September 27, 2016
What We Learned From Our First Two Giving Days
Before my first giving day, I was very skeptical. I thought they were just the hot new trend in annual giving. Now, after experiencing a successful giving day, I understand what people were so excited about.
When we hit our goal on giving day year two, my team and I were jumping up and down screaming. It. Was. Awesome.
But let me back up a little bit…
In year one, we didn’t make our goal. We weren’t even close actually. Our goal was 1,000 donors. We had less than 400 in more than two days.
Our first mistake
Here was our first mistake: listening to a vendor who insisted that we could hit 1,000 donors. They said that other schools, with donor bases smaller than ours, did it, and we could too. We knew that the culture of giving at our school wasn’t there, were skeptical and nervous about the goal, but we went for it anyway. You know your audience better than anyone. Trust your gut.
Our biggest mistake
More than anything else, I attribute our results (or lack thereof) to a theme that was too hard to understand. Our first giving day theme was very complicated and confusing – not easily grasped in 2 minutes, or really 30 seconds, which is the amount of time you have to grab someone’s attention.

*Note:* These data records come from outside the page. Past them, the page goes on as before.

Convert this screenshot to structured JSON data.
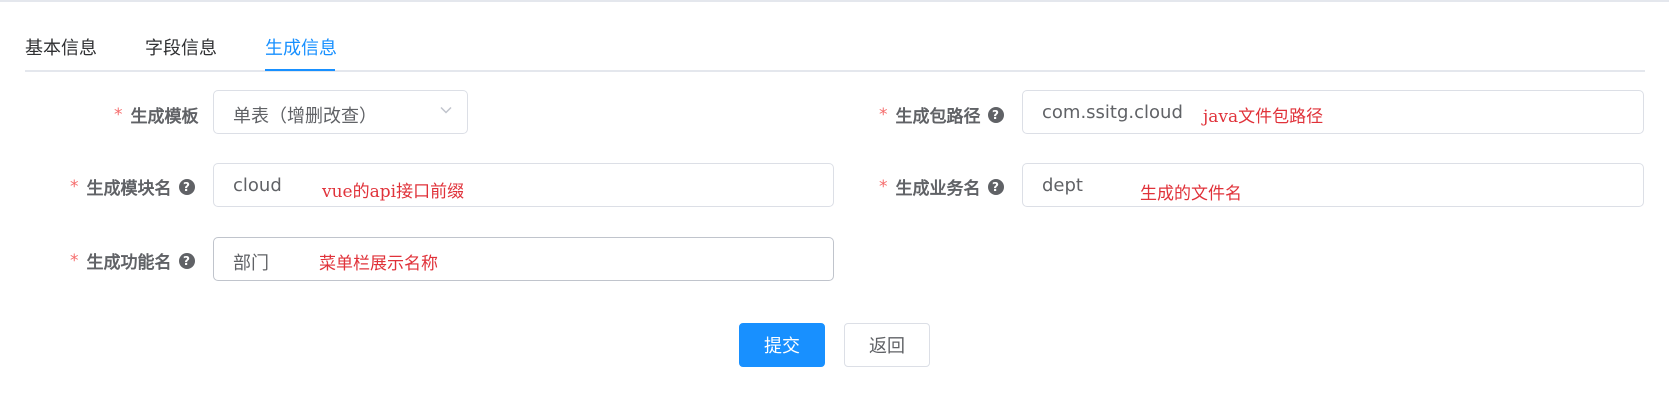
{
  "tabs": [
    {
      "label": "基本信息"
    },
    {
      "label": "字段信息"
    },
    {
      "label": "生成信息"
    }
  ],
  "active_tab": "生成信息",
  "form": {
    "required_mark": "*",
    "help_glyph": "?",
    "template": {
      "label": "生成模板",
      "value": "单表（增删改查）"
    },
    "package": {
      "label": "生成包路径",
      "value": "com.ssitg.cloud",
      "note": "java文件包路径"
    },
    "module": {
      "label": "生成模块名",
      "value": "cloud",
      "note": "vue的api接口前缀"
    },
    "business": {
      "label": "生成业务名",
      "value": "dept",
      "note": "生成的文件名"
    },
    "function": {
      "label": "生成功能名",
      "value": "部门",
      "note": "菜单栏展示名称"
    }
  },
  "buttons": {
    "submit": "提交",
    "back": "返回"
  },
  "colors": {
    "primary": "#1890ff",
    "required": "#f56c6c",
    "annotation": "#e0323a",
    "text": "#606266",
    "border": "#dcdfe6"
  }
}
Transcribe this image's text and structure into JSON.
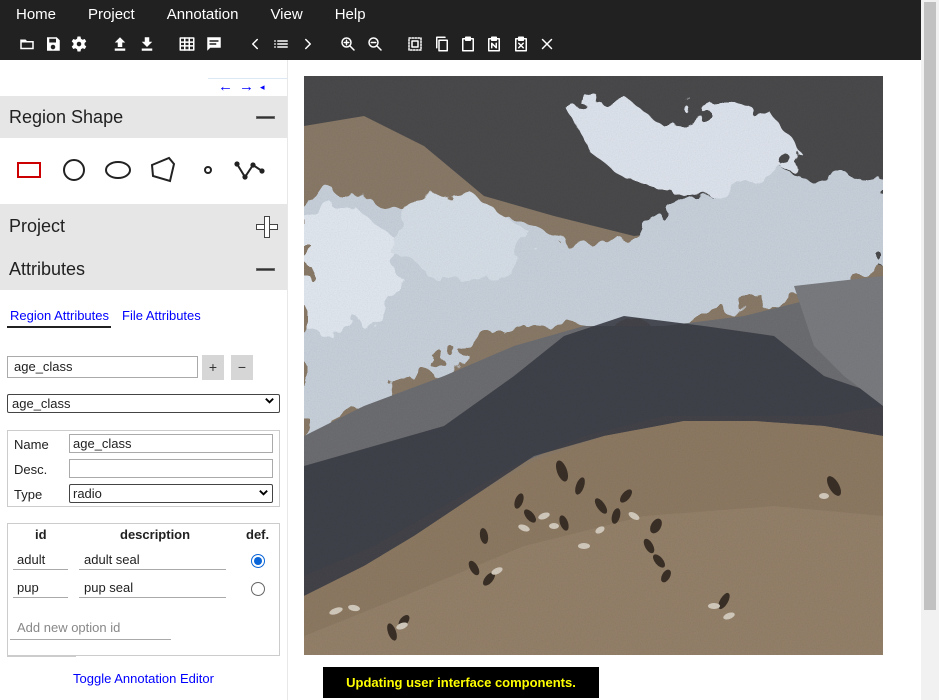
{
  "menu": {
    "items": [
      "Home",
      "Project",
      "Annotation",
      "View",
      "Help"
    ]
  },
  "toolbar": {
    "icons": [
      "open-folder-icon",
      "save-icon",
      "settings-gear-icon",
      "upload-icon",
      "download-icon",
      "grid-view-icon",
      "comment-icon",
      "chevron-left-icon",
      "list-icon",
      "chevron-right-icon",
      "zoom-in-icon",
      "zoom-out-icon",
      "select-all-icon",
      "copy-icon",
      "paste-icon",
      "paste-n-icon",
      "paste-delete-icon",
      "close-icon"
    ]
  },
  "panel_nav": {
    "prev": "←",
    "next": "→",
    "collapse": "◂"
  },
  "region_shape": {
    "title": "Region Shape",
    "shapes": [
      "rectangle",
      "circle",
      "ellipse",
      "polygon",
      "point",
      "polyline"
    ],
    "selected_color": "#cc0000"
  },
  "project": {
    "title": "Project"
  },
  "attributes": {
    "title": "Attributes",
    "tabs": [
      "Region Attributes",
      "File Attributes"
    ],
    "active_tab": "Region Attributes",
    "attr_name_input": "age_class",
    "add_label": "+",
    "remove_label": "−",
    "selected_attribute": "age_class",
    "name_label": "Name",
    "name_value": "age_class",
    "desc_label": "Desc.",
    "desc_value": "",
    "type_label": "Type",
    "type_value": "radio",
    "options_header": {
      "id": "id",
      "description": "description",
      "default": "def."
    },
    "options": [
      {
        "id": "adult",
        "description": "adult seal",
        "default": true
      },
      {
        "id": "pup",
        "description": "pup seal",
        "default": false
      }
    ],
    "new_option_placeholder": "Add new option id",
    "toggle_editor": "Toggle Annotation Editor"
  },
  "status": {
    "message": "Updating user interface components."
  }
}
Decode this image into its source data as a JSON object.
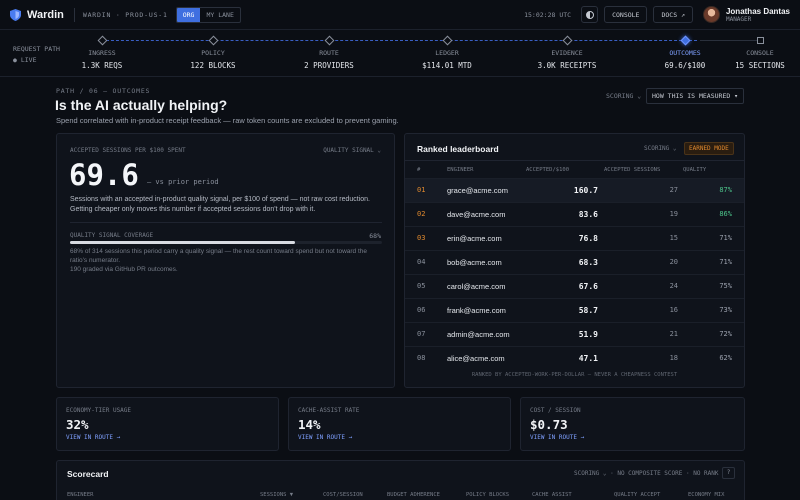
{
  "topbar": {
    "brand": "Wardin",
    "env": "WARDIN · PROD-US-1",
    "scope_tabs": [
      "ORG",
      "MY LANE"
    ],
    "clock": "15:02:28 UTC",
    "console_btn": "CONSOLE",
    "docs_btn": "DOCS ↗",
    "user_name": "Jonathas Dantas",
    "user_role": "MANAGER"
  },
  "pipeline": {
    "label": "REQUEST PATH",
    "live": "● LIVE",
    "stages": [
      {
        "name": "INGRESS",
        "value": "1.3K REQS"
      },
      {
        "name": "POLICY",
        "value": "122 BLOCKS"
      },
      {
        "name": "ROUTE",
        "value": "2 PROVIDERS"
      },
      {
        "name": "LEDGER",
        "value": "$114.01 MTD"
      },
      {
        "name": "EVIDENCE",
        "value": "3.0K RECEIPTS"
      },
      {
        "name": "OUTCOMES",
        "value": "69.6/$100"
      },
      {
        "name": "CONSOLE",
        "value": "15 SECTIONS"
      }
    ]
  },
  "page": {
    "breadcrumb": "PATH / 06 — OUTCOMES",
    "title": "Is the AI actually helping?",
    "subtitle": "Spend correlated with in-product receipt feedback — raw token counts are excluded to prevent gaming.",
    "scoring_label": "SCORING ⌄",
    "measured_btn": "HOW THIS IS MEASURED ▾"
  },
  "metric": {
    "label": "ACCEPTED SESSIONS PER $100 SPENT",
    "quality_label": "QUALITY SIGNAL ⌄",
    "value": "69.6",
    "vs": "— vs prior period",
    "description": "Sessions with an accepted in-product quality signal, per $100 of spend — not raw cost reduction. Getting cheaper only moves this number if accepted sessions don't drop with it.",
    "coverage_label": "QUALITY SIGNAL COVERAGE",
    "coverage_pct": "68%",
    "coverage_fraction": 0.72,
    "coverage_note": "68% of 314 sessions this period carry a quality signal — the rest count toward spend but not toward the ratio's numerator.",
    "graded": "190 graded via GitHub PR outcomes."
  },
  "leaderboard": {
    "title": "Ranked leaderboard",
    "scoring": "SCORING ⌄",
    "mode": "EARNED MODE",
    "headers": {
      "rank": "#",
      "engineer": "ENGINEER",
      "accepted": "ACCEPTED/$100",
      "sessions": "ACCEPTED SESSIONS",
      "quality": "QUALITY"
    },
    "rows": [
      {
        "rank": "01",
        "email": "grace@acme.com",
        "value": "160.7",
        "sessions": "27",
        "quality": "87%"
      },
      {
        "rank": "02",
        "email": "dave@acme.com",
        "value": "83.6",
        "sessions": "19",
        "quality": "86%"
      },
      {
        "rank": "03",
        "email": "erin@acme.com",
        "value": "76.8",
        "sessions": "15",
        "quality": "71%"
      },
      {
        "rank": "04",
        "email": "bob@acme.com",
        "value": "68.3",
        "sessions": "20",
        "quality": "71%"
      },
      {
        "rank": "05",
        "email": "carol@acme.com",
        "value": "67.6",
        "sessions": "24",
        "quality": "75%"
      },
      {
        "rank": "06",
        "email": "frank@acme.com",
        "value": "58.7",
        "sessions": "16",
        "quality": "73%"
      },
      {
        "rank": "07",
        "email": "admin@acme.com",
        "value": "51.9",
        "sessions": "21",
        "quality": "72%"
      },
      {
        "rank": "08",
        "email": "alice@acme.com",
        "value": "47.1",
        "sessions": "18",
        "quality": "62%"
      }
    ],
    "footer": "RANKED BY ACCEPTED-WORK-PER-DOLLAR — NEVER A CHEAPNESS CONTEST"
  },
  "cards": [
    {
      "label": "ECONOMY-TIER USAGE",
      "value": "32%",
      "link": "VIEW IN ROUTE →"
    },
    {
      "label": "CACHE-ASSIST RATE",
      "value": "14%",
      "link": "VIEW IN ROUTE →"
    },
    {
      "label": "COST / SESSION",
      "value": "$0.73",
      "link": "VIEW IN ROUTE →"
    }
  ],
  "scorecard": {
    "title": "Scorecard",
    "right": "SCORING ⌄  ·  NO COMPOSITE SCORE · NO RANK",
    "help": "?",
    "headers": [
      "ENGINEER",
      "SESSIONS ▼",
      "COST/SESSION",
      "BUDGET ADHERENCE",
      "POLICY BLOCKS",
      "CACHE ASSIST",
      "QUALITY ACCEPT",
      "ECONOMY MIX"
    ]
  },
  "colors": {
    "accent": "#3f6fe0",
    "rank_top": "#e0892e",
    "good": "#4cc38a",
    "background": "#0b0e14"
  }
}
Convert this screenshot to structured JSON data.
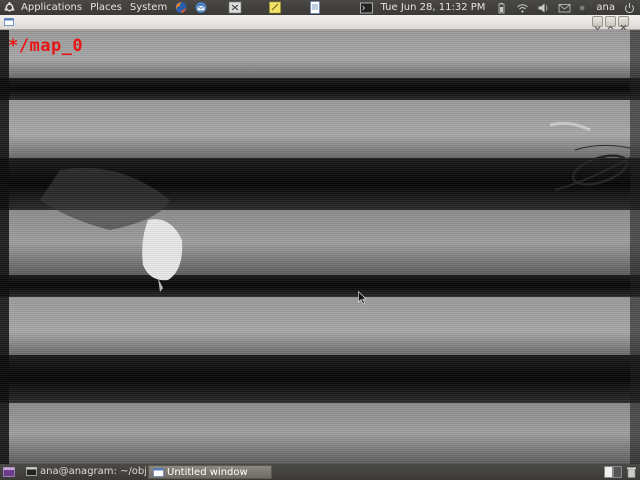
{
  "top_panel": {
    "menus": [
      "Applications",
      "Places",
      "System"
    ],
    "launchers": [
      "firefox-icon",
      "thunderbird-icon",
      "terminal-launcher-icon",
      "notes-icon",
      "text-editor-icon"
    ],
    "clock": "Tue Jun 28, 11:32 PM",
    "username": "ana",
    "tray_icons": [
      "terminal-icon",
      "battery-icon",
      "network-icon",
      "volume-icon",
      "mail-icon",
      "user-status-icon",
      "power-icon"
    ]
  },
  "window": {
    "title": "",
    "buttons": [
      "minimize-button",
      "maximize-button",
      "close-button"
    ]
  },
  "canvas": {
    "title": "*/map_0",
    "title_color": "#e81515"
  },
  "bottom_panel": {
    "tasks": [
      {
        "label": "ana@anagram: ~/objs...",
        "active": false
      },
      {
        "label": "Untitled window",
        "active": true
      }
    ]
  },
  "colors": {
    "panel_bg": "#3b3a36",
    "panel_text": "#dfdbd2",
    "titlebar_bg": "#dcdad5",
    "accent_red": "#e81515"
  }
}
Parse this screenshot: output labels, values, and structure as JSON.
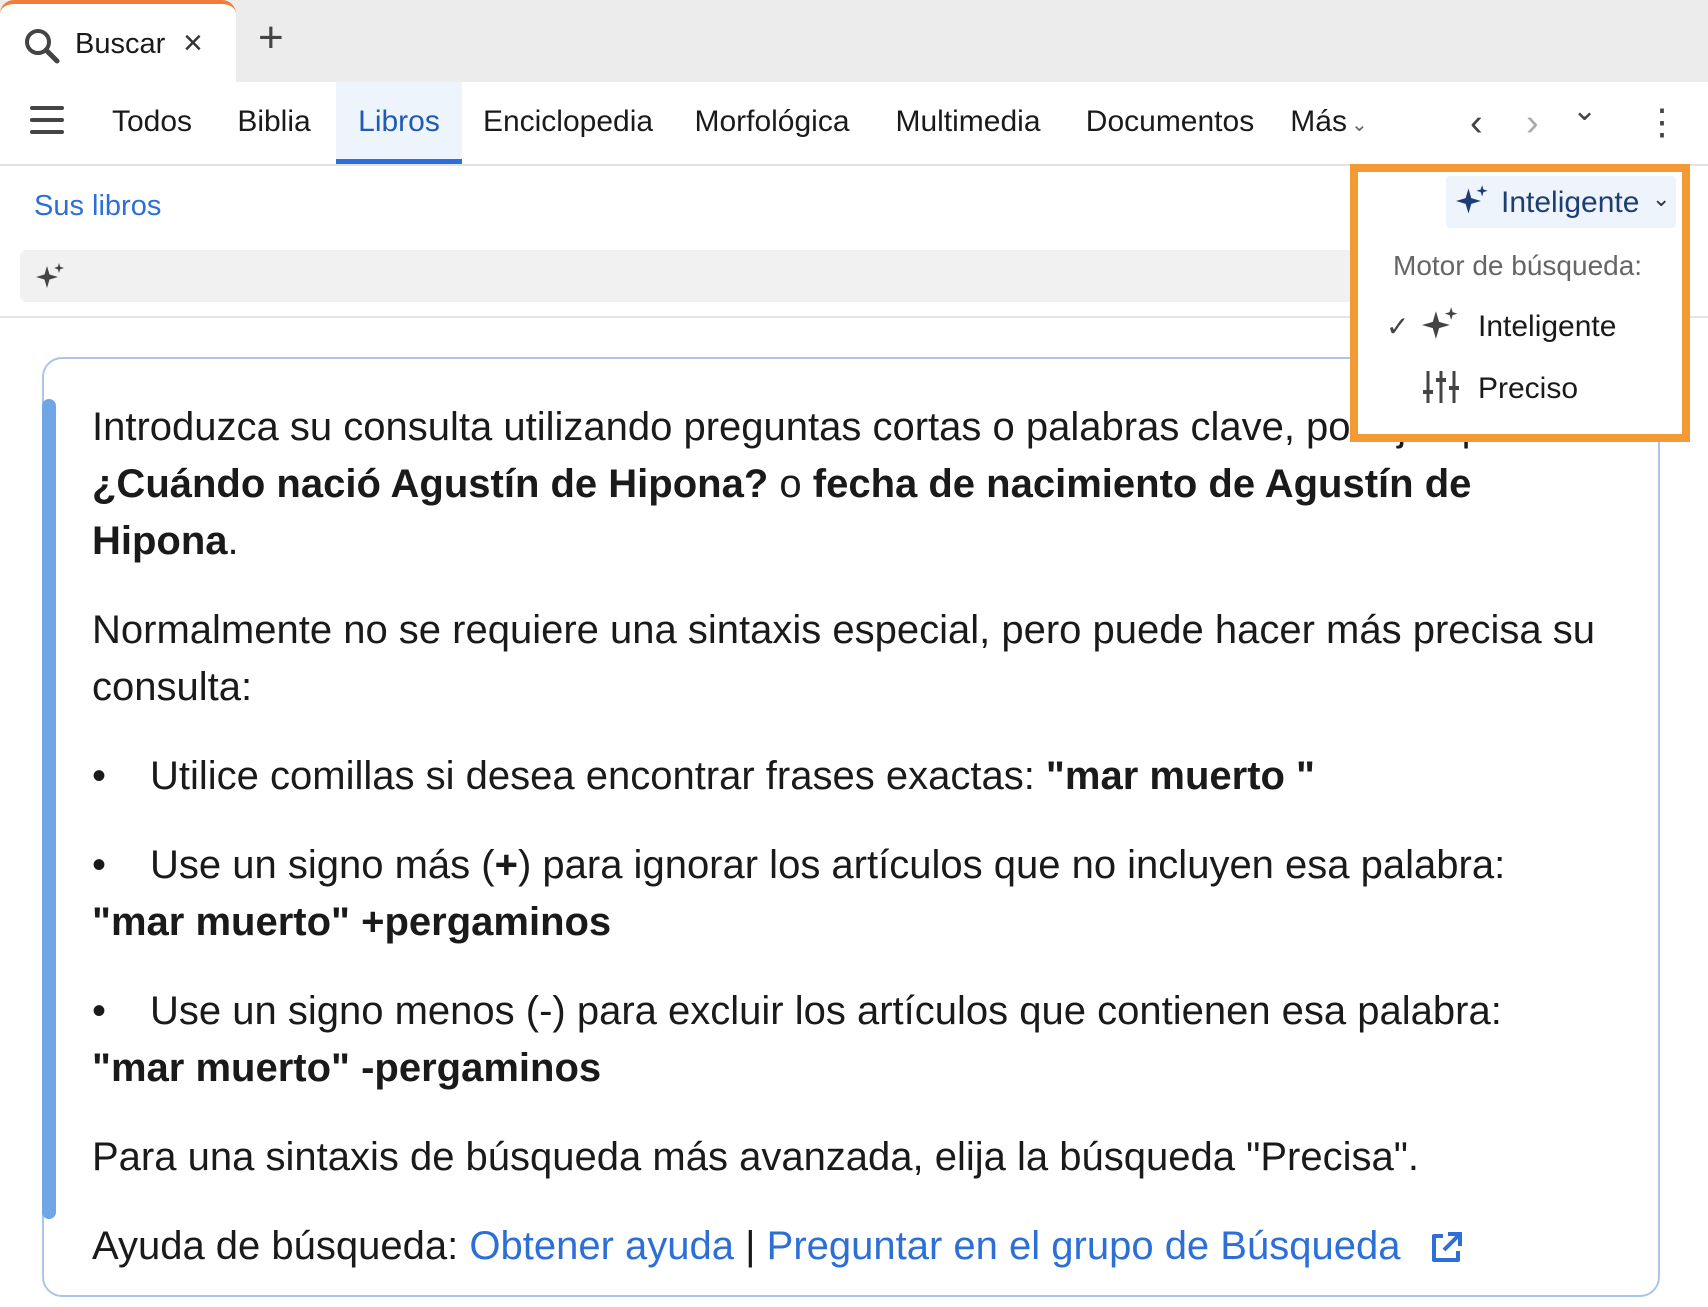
{
  "tab": {
    "title": "Buscar",
    "icon": "search-icon",
    "close_symbol": "×",
    "new_tab_symbol": "+"
  },
  "nav": {
    "tabs": [
      {
        "label": "Todos"
      },
      {
        "label": "Biblia"
      },
      {
        "label": "Libros"
      },
      {
        "label": "Enciclopedia"
      },
      {
        "label": "Morfológica"
      },
      {
        "label": "Multimedia"
      },
      {
        "label": "Documentos"
      },
      {
        "label": "Más"
      }
    ],
    "active_tab": "Libros",
    "back_symbol": "‹",
    "forward_symbol": "›",
    "history_symbol": "⌄",
    "more_symbol": "⋮"
  },
  "sub": {
    "your_books_link": "Sus libros"
  },
  "engine": {
    "current": "Inteligente",
    "menu_header": "Motor de búsqueda:",
    "options": [
      {
        "label": "Inteligente",
        "icon": "sparkle-icon",
        "checked": true
      },
      {
        "label": "Preciso",
        "icon": "sliders-icon",
        "checked": false
      }
    ]
  },
  "help": {
    "intro_1": "Introduzca su consulta utilizando preguntas cortas o palabras clave, por ejemplo",
    "example_1": "¿Cuándo nació Agustín de Hipona?",
    "or": " o ",
    "example_2": "fecha de nacimiento de Agustín de Hipona",
    "period": ".",
    "syntax_intro": "Normalmente no se requiere una sintaxis especial, pero puede hacer más precisa su consulta:",
    "bullet_1_text": "Utilice comillas si desea encontrar frases exactas: ",
    "bullet_1_example": "\"mar muerto \"",
    "bullet_2_text": "Use un signo más (",
    "bullet_2_sym": "+",
    "bullet_2_text_b": ") para ignorar los artículos que no incluyen esa palabra:",
    "bullet_2_example": "\"mar muerto\" +pergaminos",
    "bullet_3_text": "Use un signo menos (-) para excluir los artículos que contienen esa palabra:",
    "bullet_3_example": "\"mar muerto\" -pergaminos",
    "advanced": "Para una sintaxis de búsqueda más avanzada, elija la búsqueda \"Precisa\".",
    "help_label": "Ayuda de búsqueda: ",
    "help_link_1": "Obtener ayuda",
    "separator": " | ",
    "help_link_2": "Preguntar en el grupo de Búsqueda"
  },
  "colors": {
    "accent_blue": "#2c6fd6",
    "highlight_orange": "#f39a35",
    "tab_orange": "#f07c3a"
  }
}
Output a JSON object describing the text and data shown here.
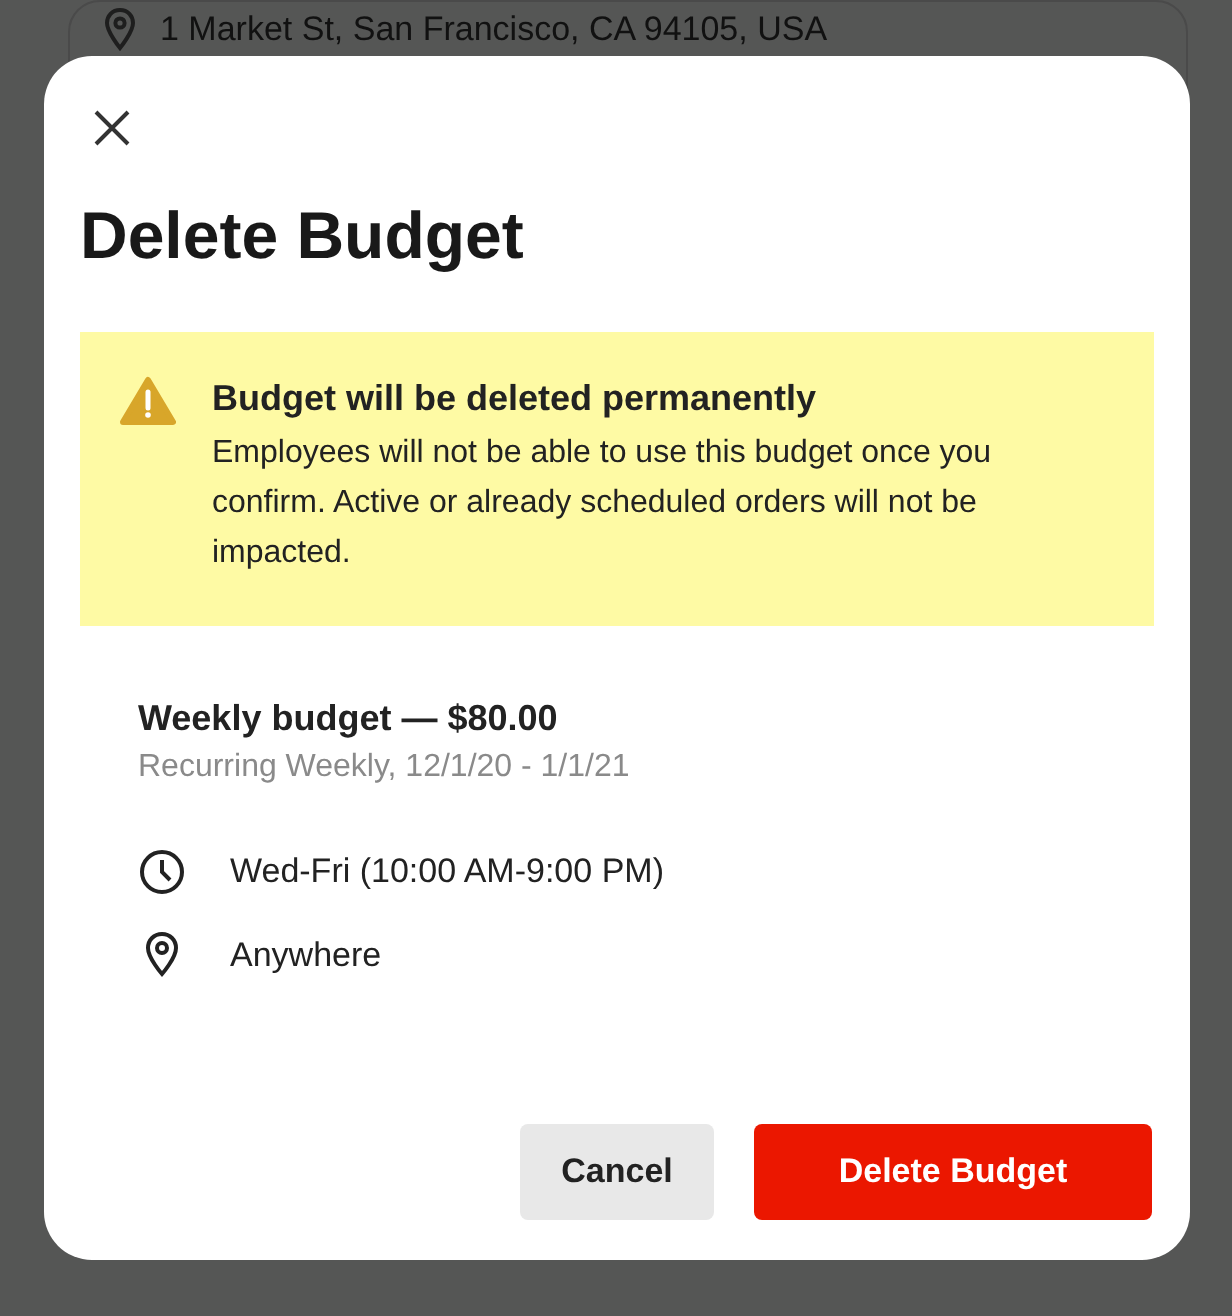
{
  "background": {
    "address": "1 Market St, San Francisco, CA 94105, USA"
  },
  "dialog": {
    "title": "Delete Budget",
    "alert": {
      "title": "Budget will be deleted permanently",
      "message": "Employees will not be able to use this budget once you confirm. Active or already scheduled orders will not be impacted."
    },
    "budget": {
      "name": "Weekly budget — $80.00",
      "schedule": "Recurring Weekly, 12/1/20 - 1/1/21",
      "details": [
        {
          "kind": "time",
          "text": "Wed-Fri (10:00 AM-9:00 PM)"
        },
        {
          "kind": "location",
          "text": "Anywhere"
        }
      ]
    },
    "buttons": [
      {
        "kind": "secondary",
        "label": "Cancel"
      },
      {
        "kind": "primary",
        "label": "Delete Budget"
      }
    ]
  }
}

I tell my team: think about a person in the mid-west, sitting in her cubicle, quickly checking Facebook or her personal email mid-day. That’s who we’re trying to reach. And we need her to understand what we’re doing and what we want her to do in about 30 seconds.
And one more…
In year one, we didn’t do a lot of pre-marketing. We sent a postcard that said “Something big is coming” that hit a week or two out. Two days before, we sent an email with the same thing. But it didn’t tell people what the big thing was. There wasn’t enough lead up. They weren’t prepared to make a gift.
How we fixed our mistakes
In year two, we had a more reasonable goal and simplified our theme dramatically. We kept it kind of cute: Get Clawed to the Ball – a nod to the student tradition of the Founders Day Ball and how difficult it can be to get tickets. But the giving language, and the point, was very simple: If we get 400 donors by 7:00 pm on 2/25, Clawed will be dancing like it’s the Founders Day Ball because we’ll get $50,000 for AU students.
That’s the biggest thing you need: a very simple, straightforward call to action. More than you need a game or something catchy or cute, you need something that people will understand quickly.
We also did a lot of pre-marketing in our second year with weekly emails explaining giving day and the case for philanthropy.
In year three, we’ll up our goal incrementally. We’ll keep our marketing super simple, but we’re looking to add an additional challenge or two. We’ve brought on a larger, cross-functional team to help us plan and ongoing meetings have already begun (giving day is in February).
One that will remain the same? We’ll be jumping up and down and screaming when we hit our goal. And it will. Be. Awesome.
What we learned
Keep it simple. Simple theme, simple marketing.
You know your audience. Do what will work for your audience (not just what a vendor tells you to do or what other schools are doing).
Do the education beforehand, both internally and externally. Tell your people what’s coming, what you want them to do, and why you want them to do it.
About the author
Joanna Platt is the Associate Director of Annual Giving at American University in Washington, DC. Her gift is seeing the best in others and she uses that skill in her annual giving role to tell stories that make people feel good. Outside of work, she is a life and relationship coach.